What needs to be done
Return the data below unchanged, without images.

Materials provided
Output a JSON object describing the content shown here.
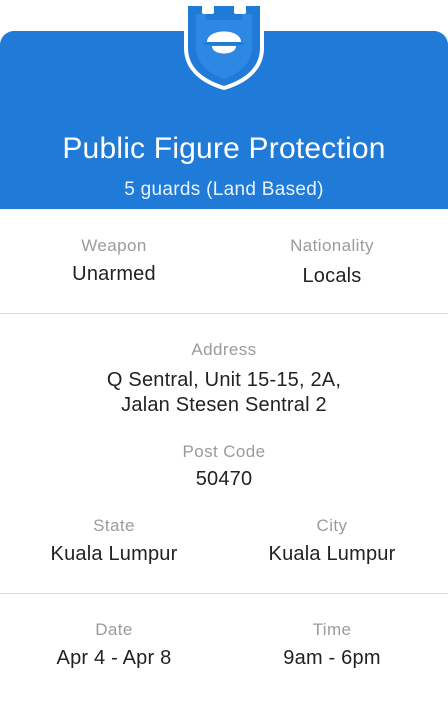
{
  "header": {
    "title": "Public Figure Protection",
    "subtitle": "5 guards (Land Based)",
    "badge_icon": "guard-shield-icon",
    "color": "#1f7ad8"
  },
  "details": {
    "weapon_label": "Weapon",
    "weapon_value": "Unarmed",
    "nationality_label": "Nationality",
    "nationality_value": "Locals",
    "address_label": "Address",
    "address_line1": "Q Sentral, Unit 15-15, 2A,",
    "address_line2": "Jalan Stesen Sentral 2",
    "postcode_label": "Post Code",
    "postcode_value": "50470",
    "state_label": "State",
    "state_value": "Kuala Lumpur",
    "city_label": "City",
    "city_value": "Kuala Lumpur",
    "date_label": "Date",
    "date_value": "Apr 4 - Apr 8",
    "time_label": "Time",
    "time_value": "9am - 6pm"
  }
}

Solution for this exercise
Output a JSON object describing the content shown here.
{
  "header": {
    "title": "Public Figure Protection",
    "subtitle": "5 guards (Land Based)",
    "badge_icon": "guard-shield-icon",
    "color": "#1f7ad8"
  },
  "details": {
    "weapon_label": "Weapon",
    "weapon_value": "Unarmed",
    "nationality_label": "Nationality",
    "nationality_value": "Locals",
    "address_label": "Address",
    "address_line1": "Q Sentral, Unit 15-15, 2A,",
    "address_line2": "Jalan Stesen Sentral 2",
    "postcode_label": "Post Code",
    "postcode_value": "50470",
    "state_label": "State",
    "state_value": "Kuala Lumpur",
    "city_label": "City",
    "city_value": "Kuala Lumpur",
    "date_label": "Date",
    "date_value": "Apr 4 - Apr 8",
    "time_label": "Time",
    "time_value": "9am - 6pm"
  }
}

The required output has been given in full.